This third collection of less well-known (or unknown) movies from the British studio that ran from the early 1930s to 1959 includes two very minor low-budget B-movies from those early years when it was called Associated Talking Pictures and was run by Basil Dean, and two polished dramas from its glory days in the 40s and 50s under Michael Balcon's aegis. From the Dean era, only the motor-racing drama Death Drives Through (1935) is worth a look because John Huston co-wrote it. The Balcon productions, however, are polished dramas of considerable historical interest. Both are directed by the prolific Basil Dearden and star David Farrar, famous for playing cruel, handsome, middle-class cads in British movies and later for villains in Hollywood epics.

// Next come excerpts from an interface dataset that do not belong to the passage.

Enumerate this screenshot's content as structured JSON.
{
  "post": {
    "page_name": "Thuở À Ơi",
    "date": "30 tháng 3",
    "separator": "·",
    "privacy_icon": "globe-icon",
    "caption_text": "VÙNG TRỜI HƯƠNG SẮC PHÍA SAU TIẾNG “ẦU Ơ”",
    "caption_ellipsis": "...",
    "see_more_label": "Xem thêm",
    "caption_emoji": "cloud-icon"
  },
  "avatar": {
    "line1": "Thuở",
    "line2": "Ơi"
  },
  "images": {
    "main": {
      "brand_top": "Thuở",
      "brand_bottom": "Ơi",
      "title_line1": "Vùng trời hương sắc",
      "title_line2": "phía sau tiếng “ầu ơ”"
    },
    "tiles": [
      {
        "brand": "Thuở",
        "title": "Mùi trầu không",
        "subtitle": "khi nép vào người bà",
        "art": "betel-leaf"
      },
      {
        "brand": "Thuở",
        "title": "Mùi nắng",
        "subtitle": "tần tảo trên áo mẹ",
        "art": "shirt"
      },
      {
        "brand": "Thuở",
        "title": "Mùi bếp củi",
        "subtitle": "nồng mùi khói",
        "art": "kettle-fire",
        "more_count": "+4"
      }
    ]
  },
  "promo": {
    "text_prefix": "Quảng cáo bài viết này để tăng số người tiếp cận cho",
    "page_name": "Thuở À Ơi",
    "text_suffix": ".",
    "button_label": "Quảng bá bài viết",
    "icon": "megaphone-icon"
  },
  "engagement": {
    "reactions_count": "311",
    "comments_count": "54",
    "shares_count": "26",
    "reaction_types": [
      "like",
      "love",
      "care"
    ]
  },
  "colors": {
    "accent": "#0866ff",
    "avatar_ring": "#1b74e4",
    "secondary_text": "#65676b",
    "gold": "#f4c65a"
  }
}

In Frieda (1947), Farrar plays an Raf officer who escapes from a PoW camp at the end of the second world war with the aid of a young German woman (Mai Zetterling,